There is no doubt about which side of the great divide over coal Richard Martin stands on. “If we don’t shut down Big Coal, the fight against global warming is lost,” the energy analyst writes early on in Coal Wars.
Still, Martin does more than an adequate job of laying out both sides of the debate, both in the United States and in China, the world’s largest carbon emitter since it surpassed the United States in 2007. Both countries struggle with the task of weaning themselves off the cheap, abundant energy coal provides despite the increasing damage it does to the environment.
Martin reminds us that coal more than holds its own in this category. He cites the 2008 failure of a containment dam at a Tennessee mine that released a billion-gallon flood of coal ash, 100 times the amount of pollutants from the Exxon Valdez, as well as a 2013 “coal storm” in China that left a grimy black coat on people and the environment. Such incidents cannot be easily dismissed.

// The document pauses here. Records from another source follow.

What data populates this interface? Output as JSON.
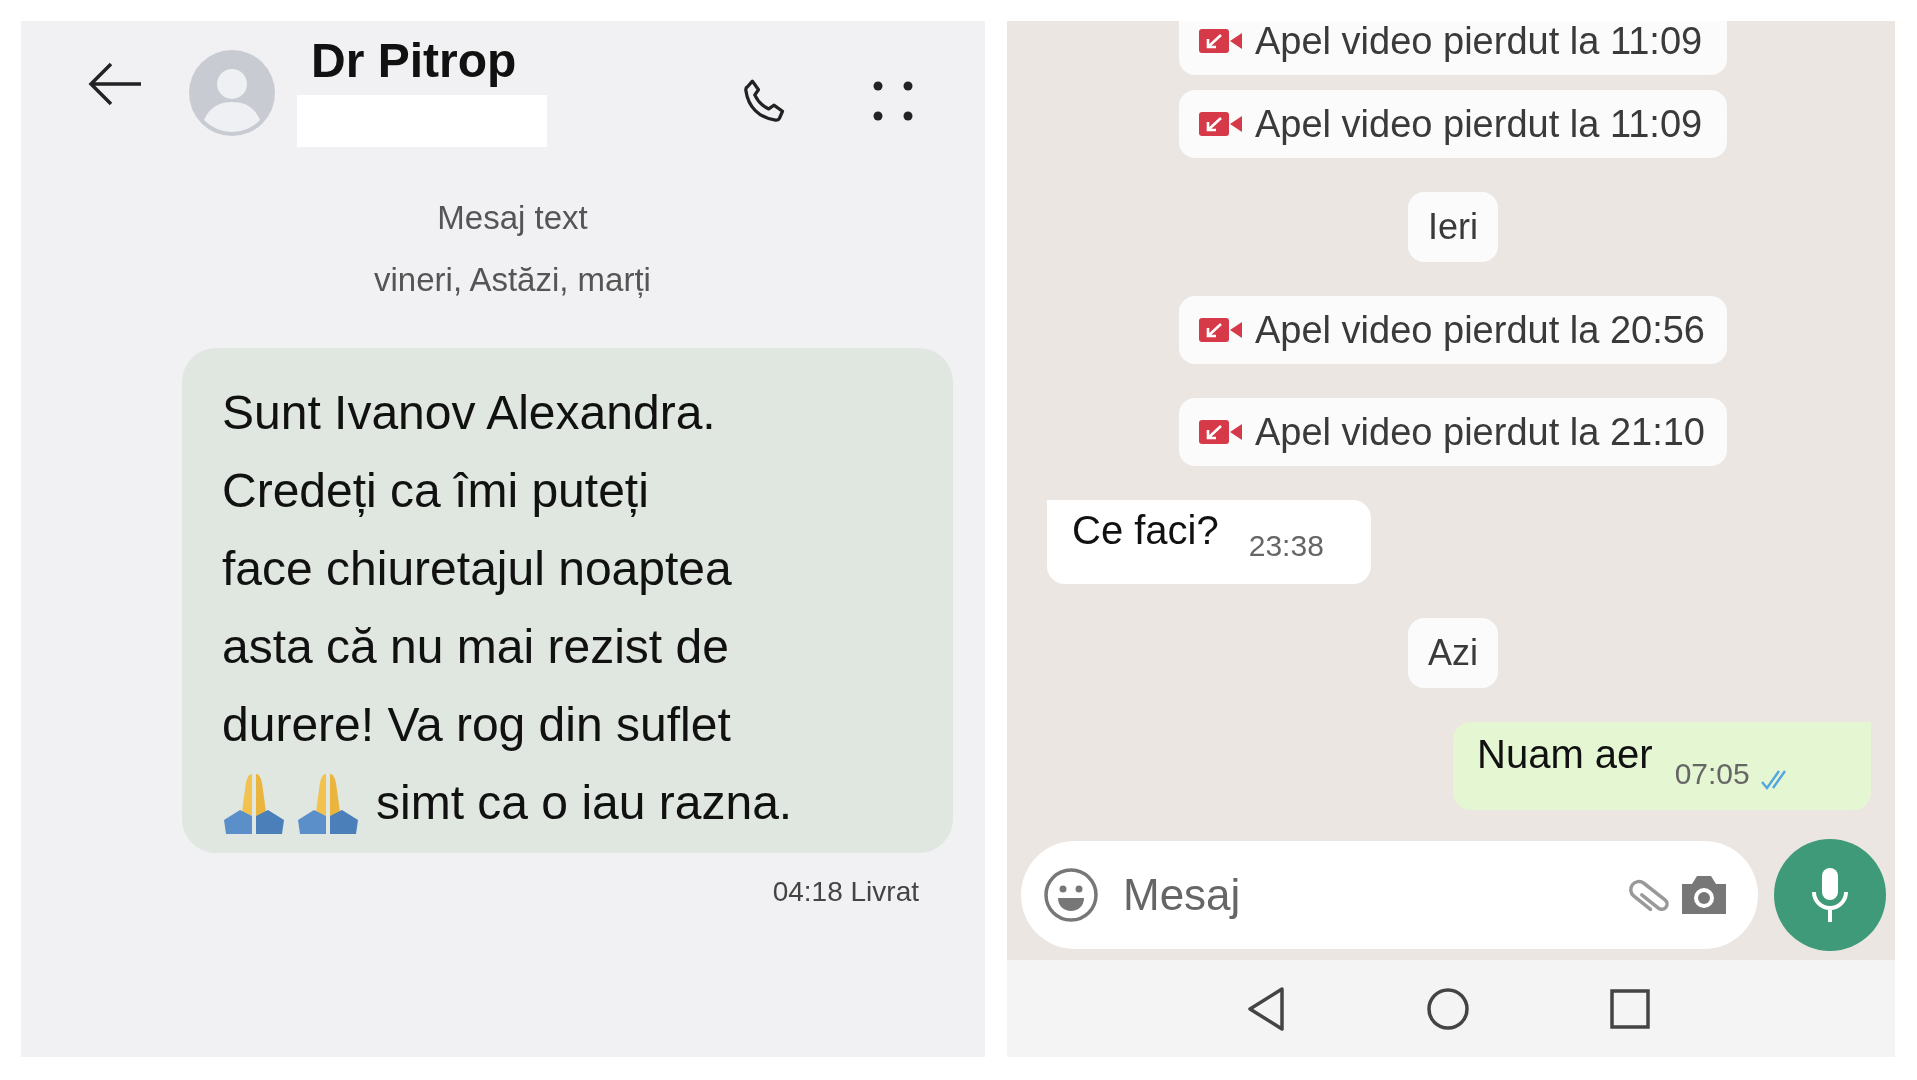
{
  "sms": {
    "contact_name": "Dr Pitrop",
    "thread_label": "Mesaj text",
    "thread_dates": "vineri, Astăzi, marți",
    "message": {
      "text": "Sunt Ivanov Alexandra.\nCredeți ca îmi puteți\nface chiuretajul noaptea\nasta că nu mai rezist de\ndurere! Va rog din suflet",
      "after_icons": "simt ca o iau razna.",
      "status": "04:18 Livrat"
    }
  },
  "chat": {
    "items": [
      {
        "kind": "call",
        "text": "Apel video pierdut la 11:09"
      },
      {
        "kind": "call",
        "text": "Apel video pierdut la 11:09"
      },
      {
        "kind": "date",
        "text": "Ieri"
      },
      {
        "kind": "call",
        "text": "Apel video pierdut la 20:56"
      },
      {
        "kind": "call",
        "text": "Apel video pierdut la 21:10"
      },
      {
        "kind": "incoming",
        "text": "Ce faci?",
        "time": "23:38"
      },
      {
        "kind": "date",
        "text": "Azi"
      },
      {
        "kind": "outgoing",
        "text": "Nuam aer",
        "time": "07:05",
        "read": true
      }
    ],
    "composer": {
      "placeholder": "Mesaj"
    }
  }
}
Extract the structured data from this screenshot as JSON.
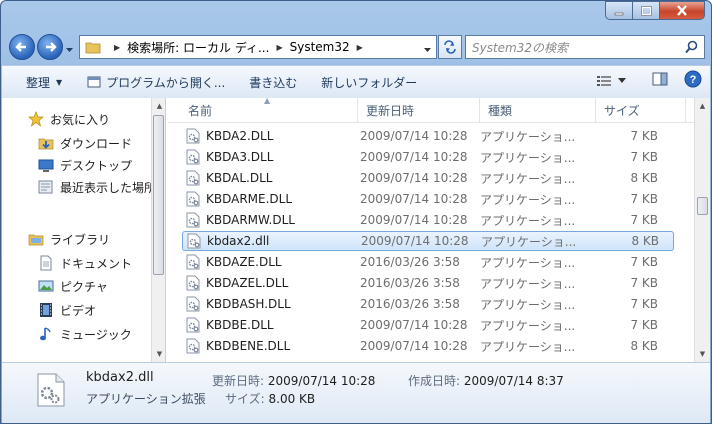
{
  "window": {
    "caption_buttons": [
      "minimize",
      "maximize",
      "close"
    ]
  },
  "address": {
    "segments": [
      "検索場所: ローカル ディ...",
      "System32"
    ],
    "search_placeholder": "System32の検索"
  },
  "toolbar": {
    "organize": "整理",
    "open_with": "プログラムから開く...",
    "burn": "書き込む",
    "new_folder": "新しいフォルダー"
  },
  "nav": {
    "favorites": "お気に入り",
    "downloads": "ダウンロード",
    "desktop": "デスクトップ",
    "recent": "最近表示した場所",
    "libraries": "ライブラリ",
    "documents": "ドキュメント",
    "pictures": "ピクチャ",
    "videos": "ビデオ",
    "music": "ミュージック"
  },
  "columns": {
    "name": "名前",
    "date": "更新日時",
    "type": "種類",
    "size": "サイズ"
  },
  "files": [
    {
      "name": "KBDA2.DLL",
      "date": "2009/07/14 10:28",
      "type": "アプリケーショ...",
      "size": "7 KB"
    },
    {
      "name": "KBDA3.DLL",
      "date": "2009/07/14 10:28",
      "type": "アプリケーショ...",
      "size": "7 KB"
    },
    {
      "name": "KBDAL.DLL",
      "date": "2009/07/14 10:28",
      "type": "アプリケーショ...",
      "size": "8 KB"
    },
    {
      "name": "KBDARME.DLL",
      "date": "2009/07/14 10:28",
      "type": "アプリケーショ...",
      "size": "7 KB"
    },
    {
      "name": "KBDARMW.DLL",
      "date": "2009/07/14 10:28",
      "type": "アプリケーショ...",
      "size": "7 KB"
    },
    {
      "name": "kbdax2.dll",
      "date": "2009/07/14 10:28",
      "type": "アプリケーショ...",
      "size": "8 KB"
    },
    {
      "name": "KBDAZE.DLL",
      "date": "2016/03/26 3:58",
      "type": "アプリケーショ...",
      "size": "7 KB"
    },
    {
      "name": "KBDAZEL.DLL",
      "date": "2016/03/26 3:58",
      "type": "アプリケーショ...",
      "size": "7 KB"
    },
    {
      "name": "KBDBASH.DLL",
      "date": "2016/03/26 3:58",
      "type": "アプリケーショ...",
      "size": "7 KB"
    },
    {
      "name": "KBDBE.DLL",
      "date": "2009/07/14 10:28",
      "type": "アプリケーショ...",
      "size": "7 KB"
    },
    {
      "name": "KBDBENE.DLL",
      "date": "2009/07/14 10:28",
      "type": "アプリケーショ...",
      "size": "8 KB"
    }
  ],
  "details": {
    "name": "kbdax2.dll",
    "type": "アプリケーション拡張",
    "modified_label": "更新日時:",
    "modified_value": "2009/07/14 10:28",
    "created_label": "作成日時:",
    "created_value": "2009/07/14 8:37",
    "size_label": "サイズ:",
    "size_value": "8.00 KB"
  },
  "colors": {
    "selection": "#cfe4fa",
    "selection_border": "#7aa7da",
    "chrome": "#8fb3de"
  }
}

The author examines the difficult transition away from coal through the lives of those who rely on the rock for a living, the environmentalists who clean up after them and the well-intentioned who are attempting — vainly for the most part — to create a post-coal economy that won’t impoverish the coal dependent.

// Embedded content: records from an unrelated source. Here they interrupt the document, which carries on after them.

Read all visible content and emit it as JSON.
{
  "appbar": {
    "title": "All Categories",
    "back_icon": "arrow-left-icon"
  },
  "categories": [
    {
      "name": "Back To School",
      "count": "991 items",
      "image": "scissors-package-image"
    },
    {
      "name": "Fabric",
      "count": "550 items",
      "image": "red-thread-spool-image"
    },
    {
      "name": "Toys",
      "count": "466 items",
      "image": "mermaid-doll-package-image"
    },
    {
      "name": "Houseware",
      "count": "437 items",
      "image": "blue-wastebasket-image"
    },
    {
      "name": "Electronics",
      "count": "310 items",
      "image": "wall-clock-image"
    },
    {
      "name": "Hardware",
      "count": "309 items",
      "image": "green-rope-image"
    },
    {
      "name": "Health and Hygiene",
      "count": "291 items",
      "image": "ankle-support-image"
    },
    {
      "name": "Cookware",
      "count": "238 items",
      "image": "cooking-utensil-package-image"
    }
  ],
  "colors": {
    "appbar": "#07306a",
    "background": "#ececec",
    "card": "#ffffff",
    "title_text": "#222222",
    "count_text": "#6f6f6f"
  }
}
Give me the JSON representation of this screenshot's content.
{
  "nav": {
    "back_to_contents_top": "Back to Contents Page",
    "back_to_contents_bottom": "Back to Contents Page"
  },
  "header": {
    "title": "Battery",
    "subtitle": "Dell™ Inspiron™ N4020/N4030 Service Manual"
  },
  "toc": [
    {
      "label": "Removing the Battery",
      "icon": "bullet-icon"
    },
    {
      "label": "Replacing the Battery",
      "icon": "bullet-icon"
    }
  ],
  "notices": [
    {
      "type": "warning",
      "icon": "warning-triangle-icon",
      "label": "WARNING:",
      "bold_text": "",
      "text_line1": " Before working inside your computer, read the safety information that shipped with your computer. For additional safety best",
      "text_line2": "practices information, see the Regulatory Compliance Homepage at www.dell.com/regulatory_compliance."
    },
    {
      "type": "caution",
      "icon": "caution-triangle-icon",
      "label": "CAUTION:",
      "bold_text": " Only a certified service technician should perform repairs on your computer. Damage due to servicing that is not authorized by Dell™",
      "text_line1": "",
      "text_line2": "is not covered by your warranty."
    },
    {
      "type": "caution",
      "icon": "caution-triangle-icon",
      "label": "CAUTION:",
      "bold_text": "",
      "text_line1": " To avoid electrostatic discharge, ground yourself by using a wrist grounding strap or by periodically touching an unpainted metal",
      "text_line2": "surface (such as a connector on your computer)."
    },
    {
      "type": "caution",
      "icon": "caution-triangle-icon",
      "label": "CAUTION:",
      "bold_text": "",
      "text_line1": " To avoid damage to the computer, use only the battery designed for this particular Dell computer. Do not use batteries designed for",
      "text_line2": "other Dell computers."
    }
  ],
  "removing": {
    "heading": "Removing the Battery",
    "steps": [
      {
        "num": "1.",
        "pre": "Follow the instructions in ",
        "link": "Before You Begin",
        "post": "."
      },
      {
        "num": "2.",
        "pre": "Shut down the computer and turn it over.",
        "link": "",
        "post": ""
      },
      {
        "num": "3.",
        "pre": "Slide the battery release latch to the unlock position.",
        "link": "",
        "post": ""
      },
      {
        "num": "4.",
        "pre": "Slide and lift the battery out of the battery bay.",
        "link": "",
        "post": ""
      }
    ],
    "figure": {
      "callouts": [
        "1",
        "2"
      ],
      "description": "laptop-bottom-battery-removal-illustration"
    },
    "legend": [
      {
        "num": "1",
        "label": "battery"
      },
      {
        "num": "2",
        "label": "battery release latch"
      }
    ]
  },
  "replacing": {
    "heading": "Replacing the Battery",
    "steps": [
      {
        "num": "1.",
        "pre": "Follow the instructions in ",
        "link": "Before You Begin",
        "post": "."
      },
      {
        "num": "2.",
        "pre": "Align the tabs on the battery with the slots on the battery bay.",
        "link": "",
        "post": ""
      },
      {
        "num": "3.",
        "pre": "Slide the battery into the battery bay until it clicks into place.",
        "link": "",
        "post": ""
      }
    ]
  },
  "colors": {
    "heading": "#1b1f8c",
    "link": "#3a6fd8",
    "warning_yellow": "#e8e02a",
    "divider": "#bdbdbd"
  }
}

“The coal wars make people think and speak in biblical terms. Environmental catastrophe on the one hand, economic meltdown on the other,” Martin writes.

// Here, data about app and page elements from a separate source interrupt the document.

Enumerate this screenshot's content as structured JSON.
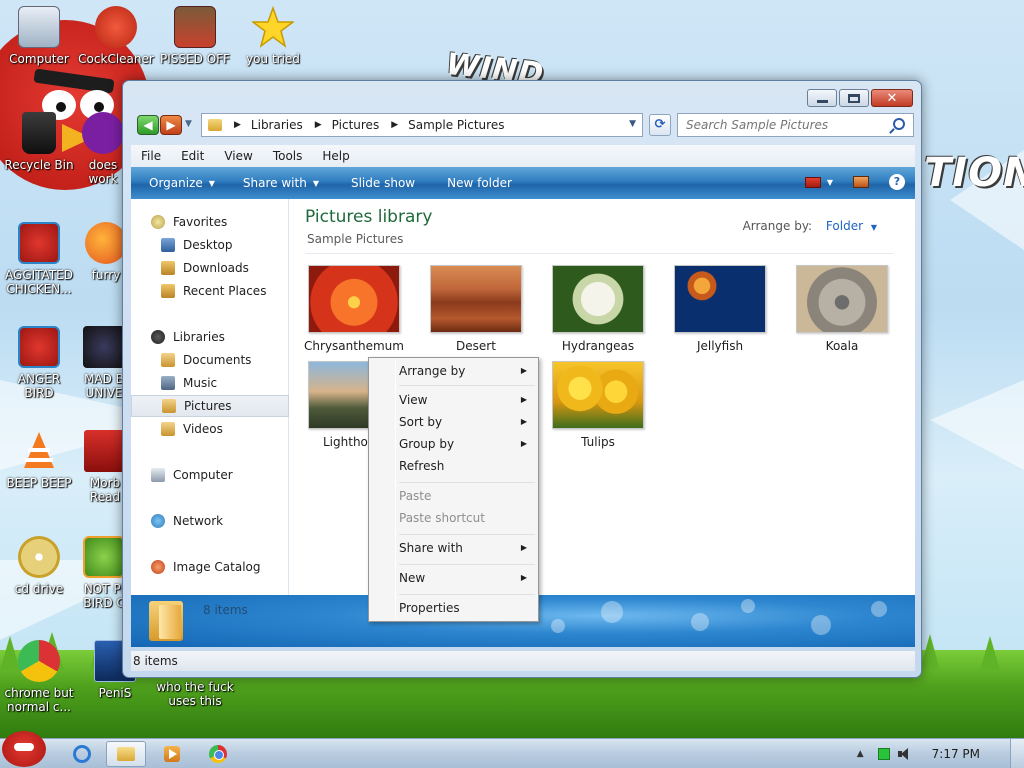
{
  "desktop": {
    "background_text": [
      "WIND",
      "TION"
    ],
    "icons": [
      {
        "label": "Computer",
        "name": "computer-icon"
      },
      {
        "label": "CockCleaner",
        "name": "cleaner-icon"
      },
      {
        "label": "PISSED OFF",
        "name": "seasons-game-icon"
      },
      {
        "label": "you tried",
        "name": "star-icon"
      },
      {
        "label": "Recycle Bin",
        "name": "recycle-bin-icon"
      },
      {
        "label": "does",
        "label2": "work",
        "name": "yahoo-icon"
      },
      {
        "label": "AGGITATED",
        "label2": "CHICKEN...",
        "name": "angry-bird-icon"
      },
      {
        "label": "furry",
        "name": "firefox-icon"
      },
      {
        "label": "ANGER",
        "label2": "BIRD",
        "name": "angry-bird-icon"
      },
      {
        "label": "MAD B",
        "label2": "UNIVE",
        "name": "space-game-icon"
      },
      {
        "label": "BEEP BEEP",
        "name": "vlc-icon"
      },
      {
        "label": "Morb",
        "label2": "Read",
        "name": "acrobat-icon"
      },
      {
        "label": "cd drive",
        "name": "cd-drive-icon"
      },
      {
        "label": "NOT PI",
        "label2": "BIRD C",
        "name": "pig-icon"
      },
      {
        "label": "chrome but",
        "label2": "normal c...",
        "name": "chrome-icon"
      },
      {
        "label": "PeniS",
        "name": "photoshop-icon"
      },
      {
        "label": "who the fuck",
        "label2": "uses this",
        "name": "app-icon"
      }
    ]
  },
  "window": {
    "breadcrumb": [
      "Libraries",
      "Pictures",
      "Sample Pictures"
    ],
    "search_placeholder": "Search Sample Pictures",
    "menu": [
      "File",
      "Edit",
      "View",
      "Tools",
      "Help"
    ],
    "commands": {
      "organize": "Organize",
      "share": "Share with",
      "slideshow": "Slide show",
      "newfolder": "New folder"
    },
    "nav": {
      "favorites": "Favorites",
      "desktop": "Desktop",
      "downloads": "Downloads",
      "recent": "Recent Places",
      "libraries": "Libraries",
      "documents": "Documents",
      "music": "Music",
      "pictures": "Pictures",
      "videos": "Videos",
      "computer": "Computer",
      "network": "Network",
      "catalog": "Image Catalog"
    },
    "library_title": "Pictures library",
    "library_subtitle": "Sample Pictures",
    "arrange_label": "Arrange by:",
    "arrange_value": "Folder",
    "pictures": [
      "Chrysanthemum",
      "Desert",
      "Hydrangeas",
      "Jellyfish",
      "Koala",
      "Lightho",
      "Tulips"
    ],
    "details_count": "8 items",
    "status_count": "8 items"
  },
  "context_menu": {
    "arrange_by": "Arrange by",
    "view": "View",
    "sort_by": "Sort by",
    "group_by": "Group by",
    "refresh": "Refresh",
    "paste": "Paste",
    "paste_shortcut": "Paste shortcut",
    "share_with": "Share with",
    "new": "New",
    "properties": "Properties"
  },
  "taskbar": {
    "clock": "7:17 PM"
  },
  "colors": {
    "accent_blue": "#2f7dc0",
    "library_title": "#1f6a3a",
    "angry_bird_red": "#d3261e"
  }
}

He is likewise inclined, describing the coalition of coal and utility officials who convinced Ohio to roll back state clean energy mandates last year as prehistoric creatures. “The meteor was hurtling toward Earth. In Ohio, though, dinosaurs still walked the earth, grazing contentedly,” he writes.
Big Coal will also be infuriated by his judgment that China stands a better chance of addressing the climate change challenge than the United States. But his reasoning — that China is a more dynamic, energetic society that is accustomed to upheaval and is not encumbered by democratic considerations — makes sense unless your thinking is clouded by misguided patriotism.
Despite what advocates stubbornly maintain, Martin’s second greatest service is assuring us that there is no black and white here, no simple elegant solution that will keep distress and cost to a minimum. His biggest contribution is reminding us that this is a global problem and that we are all complicit, from the miners who expose themselves to health and safety risks to scrape coal out of the earth, to those far removed from the mines and power plants who innocently flip the switch without realizing the consequences of their unfettered consumption of cheap energy.
Coal demand in Europe revived after the 2010 earthquake in Japan that led to the accident at that country’s Fukushima nuclear plant. China’s significant renewable energy initiatives will not change the fact that, according to analysts Martin relied on, China’s coal demand could double to 7 billion metric tons by 2030. That will put that country’s coal appetite just below what global demand was in 2012.
Martin’s Coal Wars provides plenty of information and analysis needed for a productive debate on coal’s future. The fact that so many will not seize that opportunity doesn’t diminish the merit of his effort.
Len Boselovic reviewed this book for the Pittsburgh Post-Gazette.